> _YOUR ASSIGNMENT_: Repeat every record exactly as written.

> _Stored data entries_:
========
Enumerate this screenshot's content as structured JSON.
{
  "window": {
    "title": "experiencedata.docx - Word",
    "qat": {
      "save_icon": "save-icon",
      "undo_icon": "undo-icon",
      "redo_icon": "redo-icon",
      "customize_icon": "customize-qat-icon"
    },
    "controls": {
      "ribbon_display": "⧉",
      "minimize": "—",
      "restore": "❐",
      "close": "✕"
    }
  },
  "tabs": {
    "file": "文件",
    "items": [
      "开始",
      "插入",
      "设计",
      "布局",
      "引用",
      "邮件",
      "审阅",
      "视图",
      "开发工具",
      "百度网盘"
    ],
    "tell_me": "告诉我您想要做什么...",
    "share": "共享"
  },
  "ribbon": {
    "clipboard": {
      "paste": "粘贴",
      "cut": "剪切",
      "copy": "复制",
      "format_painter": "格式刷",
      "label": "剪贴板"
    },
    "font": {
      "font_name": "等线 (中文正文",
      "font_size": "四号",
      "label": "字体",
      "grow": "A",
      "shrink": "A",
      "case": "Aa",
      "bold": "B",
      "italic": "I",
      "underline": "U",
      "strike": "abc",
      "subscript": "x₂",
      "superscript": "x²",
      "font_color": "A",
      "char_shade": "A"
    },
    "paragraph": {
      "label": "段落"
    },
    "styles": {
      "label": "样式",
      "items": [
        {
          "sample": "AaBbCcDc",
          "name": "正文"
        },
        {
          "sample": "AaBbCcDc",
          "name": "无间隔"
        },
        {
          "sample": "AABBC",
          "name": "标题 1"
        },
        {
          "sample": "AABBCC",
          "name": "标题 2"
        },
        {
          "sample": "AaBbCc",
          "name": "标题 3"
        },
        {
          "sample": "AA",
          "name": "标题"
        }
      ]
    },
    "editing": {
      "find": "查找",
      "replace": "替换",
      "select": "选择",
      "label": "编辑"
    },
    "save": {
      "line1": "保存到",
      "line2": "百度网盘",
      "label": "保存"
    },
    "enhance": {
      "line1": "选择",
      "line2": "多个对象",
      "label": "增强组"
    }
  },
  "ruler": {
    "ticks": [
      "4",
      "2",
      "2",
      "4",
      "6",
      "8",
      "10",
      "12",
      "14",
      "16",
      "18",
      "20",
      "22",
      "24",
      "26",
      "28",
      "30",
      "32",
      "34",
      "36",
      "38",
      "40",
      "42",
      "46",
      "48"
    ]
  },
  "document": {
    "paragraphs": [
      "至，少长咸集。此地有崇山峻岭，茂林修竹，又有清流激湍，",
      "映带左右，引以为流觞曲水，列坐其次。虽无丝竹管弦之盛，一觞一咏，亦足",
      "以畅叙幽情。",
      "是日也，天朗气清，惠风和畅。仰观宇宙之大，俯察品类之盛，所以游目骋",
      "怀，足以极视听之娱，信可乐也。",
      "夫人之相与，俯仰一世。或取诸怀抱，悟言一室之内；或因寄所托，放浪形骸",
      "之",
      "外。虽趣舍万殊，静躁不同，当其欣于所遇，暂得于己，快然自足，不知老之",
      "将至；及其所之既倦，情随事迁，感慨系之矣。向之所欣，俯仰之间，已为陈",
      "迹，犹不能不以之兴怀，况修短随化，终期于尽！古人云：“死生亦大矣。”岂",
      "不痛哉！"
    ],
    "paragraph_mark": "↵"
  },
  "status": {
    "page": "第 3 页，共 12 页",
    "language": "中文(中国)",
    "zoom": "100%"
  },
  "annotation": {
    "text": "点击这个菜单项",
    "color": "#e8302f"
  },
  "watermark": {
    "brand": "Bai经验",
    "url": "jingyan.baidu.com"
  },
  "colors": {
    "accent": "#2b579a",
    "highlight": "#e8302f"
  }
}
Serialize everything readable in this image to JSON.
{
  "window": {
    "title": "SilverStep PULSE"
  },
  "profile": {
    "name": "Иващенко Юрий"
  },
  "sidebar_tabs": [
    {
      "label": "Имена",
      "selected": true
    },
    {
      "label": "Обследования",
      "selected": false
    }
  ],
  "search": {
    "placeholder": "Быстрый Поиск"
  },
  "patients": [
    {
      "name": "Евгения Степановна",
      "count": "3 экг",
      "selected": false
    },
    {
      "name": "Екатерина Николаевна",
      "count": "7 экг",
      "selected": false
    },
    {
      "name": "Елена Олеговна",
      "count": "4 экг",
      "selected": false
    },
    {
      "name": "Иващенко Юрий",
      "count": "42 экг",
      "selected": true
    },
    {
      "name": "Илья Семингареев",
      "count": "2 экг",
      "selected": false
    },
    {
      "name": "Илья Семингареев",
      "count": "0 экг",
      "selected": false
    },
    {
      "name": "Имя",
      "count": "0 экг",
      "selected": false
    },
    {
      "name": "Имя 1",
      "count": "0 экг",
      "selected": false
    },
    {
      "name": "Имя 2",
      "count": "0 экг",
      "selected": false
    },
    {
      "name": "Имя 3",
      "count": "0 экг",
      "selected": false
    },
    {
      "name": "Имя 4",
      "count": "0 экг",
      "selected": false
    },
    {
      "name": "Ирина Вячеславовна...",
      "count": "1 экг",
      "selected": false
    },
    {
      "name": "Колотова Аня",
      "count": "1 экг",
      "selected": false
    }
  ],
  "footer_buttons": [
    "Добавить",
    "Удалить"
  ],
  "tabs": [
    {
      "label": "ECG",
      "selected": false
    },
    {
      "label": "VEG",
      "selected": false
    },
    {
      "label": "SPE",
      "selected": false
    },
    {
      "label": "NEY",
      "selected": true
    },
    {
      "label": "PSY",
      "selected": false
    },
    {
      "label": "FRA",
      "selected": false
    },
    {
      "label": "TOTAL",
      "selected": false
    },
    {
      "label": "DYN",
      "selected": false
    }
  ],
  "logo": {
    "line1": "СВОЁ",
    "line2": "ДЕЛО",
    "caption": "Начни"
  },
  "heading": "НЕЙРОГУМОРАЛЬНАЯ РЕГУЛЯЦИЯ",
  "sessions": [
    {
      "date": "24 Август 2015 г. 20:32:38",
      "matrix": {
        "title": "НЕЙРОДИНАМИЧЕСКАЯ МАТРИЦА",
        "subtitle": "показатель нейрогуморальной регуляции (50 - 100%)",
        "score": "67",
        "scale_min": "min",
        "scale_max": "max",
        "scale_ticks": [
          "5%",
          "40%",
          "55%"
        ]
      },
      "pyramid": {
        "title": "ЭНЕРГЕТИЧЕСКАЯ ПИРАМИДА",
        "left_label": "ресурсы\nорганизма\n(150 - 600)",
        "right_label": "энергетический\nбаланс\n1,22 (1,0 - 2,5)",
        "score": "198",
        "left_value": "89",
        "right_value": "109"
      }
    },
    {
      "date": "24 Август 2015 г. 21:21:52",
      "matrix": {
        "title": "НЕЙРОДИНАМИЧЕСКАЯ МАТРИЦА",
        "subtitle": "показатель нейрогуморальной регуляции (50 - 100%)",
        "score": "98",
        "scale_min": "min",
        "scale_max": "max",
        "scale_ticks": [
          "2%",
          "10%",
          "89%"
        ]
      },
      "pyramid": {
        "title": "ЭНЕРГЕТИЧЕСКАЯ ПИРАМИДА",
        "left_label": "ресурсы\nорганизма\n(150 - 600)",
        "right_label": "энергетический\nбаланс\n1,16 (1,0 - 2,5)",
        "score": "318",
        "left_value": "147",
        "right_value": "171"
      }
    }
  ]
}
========
> _RESULT OF THIS TASK_:
Enumerate this screenshot's content as structured JSON.
{
  "window": {
    "title": "experiencedata.docx - Word",
    "qat": {
      "save_icon": "save-icon",
      "undo_icon": "undo-icon",
      "redo_icon": "redo-icon",
      "customize_icon": "customize-qat-icon"
    },
    "controls": {
      "ribbon_display": "⧉",
      "minimize": "—",
      "restore": "❐",
      "close": "✕"
    }
  },
  "tabs": {
    "file": "文件",
    "items": [
      "开始",
      "插入",
      "设计",
      "布局",
      "引用",
      "邮件",
      "审阅",
      "视图",
      "开发工具",
      "百度网盘"
    ],
    "tell_me": "告诉我您想要做什么...",
    "share": "共享"
  },
  "ribbon": {
    "clipboard": {
      "paste": "粘贴",
      "cut": "剪切",
      "copy": "复制",
      "format_painter": "格式刷",
      "label": "剪贴板"
    },
    "font": {
      "font_name": "等线 (中文正文",
      "font_size": "四号",
      "label": "字体",
      "grow": "A",
      "shrink": "A",
      "case": "Aa",
      "bold": "B",
      "italic": "I",
      "underline": "U",
      "strike": "abc",
      "subscript": "x₂",
      "superscript": "x²",
      "font_color": "A",
      "char_shade": "A"
    },
    "paragraph": {
      "label": "段落"
    },
    "styles": {
      "label": "样式",
      "items": [
        {
          "sample": "AaBbCcDc",
          "name": "正文"
        },
        {
          "sample": "AaBbCcDc",
          "name": "无间隔"
        },
        {
          "sample": "AABBC",
          "name": "标题 1"
        },
        {
          "sample": "AABBCC",
          "name": "标题 2"
        },
        {
          "sample": "AaBbCc",
          "name": "标题 3"
        },
        {
          "sample": "AA",
          "name": "标题"
        }
      ]
    },
    "editing": {
      "find": "查找",
      "replace": "替换",
      "select": "选择",
      "label": "编辑"
    },
    "save": {
      "line1": "保存到",
      "line2": "百度网盘",
      "label": "保存"
    },
    "enhance": {
      "line1": "选择",
      "line2": "多个对象",
      "label": "增强组"
    }
  },
  "ruler": {
    "ticks": [
      "4",
      "2",
      "2",
      "4",
      "6",
      "8",
      "10",
      "12",
      "14",
      "16",
      "18",
      "20",
      "22",
      "24",
      "26",
      "28",
      "30",
      "32",
      "34",
      "36",
      "38",
      "40",
      "42",
      "46",
      "48"
    ]
  },
  "document": {
    "paragraphs": [
      "至，少长咸集。此地有崇山峻岭，茂林修竹，又有清流激湍，",
      "映带左右，引以为流觞曲水，列坐其次。虽无丝竹管弦之盛，一觞一咏，亦足",
      "以畅叙幽情。",
      "是日也，天朗气清，惠风和畅。仰观宇宙之大，俯察品类之盛，所以游目骋",
      "怀，足以极视听之娱，信可乐也。",
      "夫人之相与，俯仰一世。或取诸怀抱，悟言一室之内；或因寄所托，放浪形骸",
      "之",
      "外。虽趣舍万殊，静躁不同，当其欣于所遇，暂得于己，快然自足，不知老之",
      "将至；及其所之既倦，情随事迁，感慨系之矣。向之所欣，俯仰之间，已为陈",
      "迹，犹不能不以之兴怀，况修短随化，终期于尽！古人云：“死生亦大矣。”岂",
      "不痛哉！"
    ],
    "paragraph_mark": "↵"
  },
  "status": {
    "page": "第 3 页，共 12 页",
    "language": "中文(中国)",
    "zoom": "100%"
  },
  "annotation": {
    "text": "点击这个菜单项",
    "color": "#e8302f"
  },
  "watermark": {
    "brand": "Bai经验",
    "url": "jingyan.baidu.com"
  },
  "colors": {
    "accent": "#2b579a",
    "highlight": "#e8302f"
  }
}
Serialize everything readable in this image to JSON.
{
  "window": {
    "title": "SilverStep PULSE"
  },
  "profile": {
    "name": "Иващенко Юрий"
  },
  "sidebar_tabs": [
    {
      "label": "Имена",
      "selected": true
    },
    {
      "label": "Обследования",
      "selected": false
    }
  ],
  "search": {
    "placeholder": "Быстрый Поиск"
  },
  "patients": [
    {
      "name": "Евгения Степановна",
      "count": "3 экг",
      "selected": false
    },
    {
      "name": "Екатерина Николаевна",
      "count": "7 экг",
      "selected": false
    },
    {
      "name": "Елена Олеговна",
      "count": "4 экг",
      "selected": false
    },
    {
      "name": "Иващенко Юрий",
      "count": "42 экг",
      "selected": true
    },
    {
      "name": "Илья Семингареев",
      "count": "2 экг",
      "selected": false
    },
    {
      "name": "Илья Семингареев",
      "count": "0 экг",
      "selected": false
    },
    {
      "name": "Имя",
      "count": "0 экг",
      "selected": false
    },
    {
      "name": "Имя 1",
      "count": "0 экг",
      "selected": false
    },
    {
      "name": "Имя 2",
      "count": "0 экг",
      "selected": false
    },
    {
      "name": "Имя 3",
      "count": "0 экг",
      "selected": false
    },
    {
      "name": "Имя 4",
      "count": "0 экг",
      "selected": false
    },
    {
      "name": "Ирина Вячеславовна...",
      "count": "1 экг",
      "selected": false
    },
    {
      "name": "Колотова Аня",
      "count": "1 экг",
      "selected": false
    }
  ],
  "footer_buttons": [
    "Добавить",
    "Удалить"
  ],
  "tabs": [
    {
      "label": "ECG",
      "selected": false
    },
    {
      "label": "VEG",
      "selected": false
    },
    {
      "label": "SPE",
      "selected": false
    },
    {
      "label": "NEY",
      "selected": true
    },
    {
      "label": "PSY",
      "selected": false
    },
    {
      "label": "FRA",
      "selected": false
    },
    {
      "label": "TOTAL",
      "selected": false
    },
    {
      "label": "DYN",
      "selected": false
    }
  ],
  "logo": {
    "line1": "СВОЁ",
    "line2": "ДЕЛО",
    "caption": "Начни"
  },
  "heading": "НЕЙРОГУМОРАЛЬНАЯ РЕГУЛЯЦИЯ",
  "sessions": [
    {
      "date": "24 Август 2015 г. 20:32:38",
      "matrix": {
        "title": "НЕЙРОДИНАМИЧЕСКАЯ МАТРИЦА",
        "subtitle": "показатель нейрогуморальной регуляции (50 - 100%)",
        "score": "67",
        "scale_min": "min",
        "scale_max": "max",
        "scale_ticks": [
          "5%",
          "40%",
          "55%"
        ]
      },
      "pyramid": {
        "title": "ЭНЕРГЕТИЧЕСКАЯ ПИРАМИДА",
        "left_label": "ресурсы\nорганизма\n(150 - 600)",
        "right_label": "энергетический\nбаланс\n1,22 (1,0 - 2,5)",
        "score": "198",
        "left_value": "89",
        "right_value": "109"
      }
    },
    {
      "date": "24 Август 2015 г. 21:21:52",
      "matrix": {
        "title": "НЕЙРОДИНАМИЧЕСКАЯ МАТРИЦА",
        "subtitle": "показатель нейрогуморальной регуляции (50 - 100%)",
        "score": "98",
        "scale_min": "min",
        "scale_max": "max",
        "scale_ticks": [
          "2%",
          "10%",
          "89%"
        ]
      },
      "pyramid": {
        "title": "ЭНЕРГЕТИЧЕСКАЯ ПИРАМИДА",
        "left_label": "ресурсы\nорганизма\n(150 - 600)",
        "right_label": "энергетический\nбаланс\n1,16 (1,0 - 2,5)",
        "score": "318",
        "left_value": "147",
        "right_value": "171"
      }
    }
  ]
}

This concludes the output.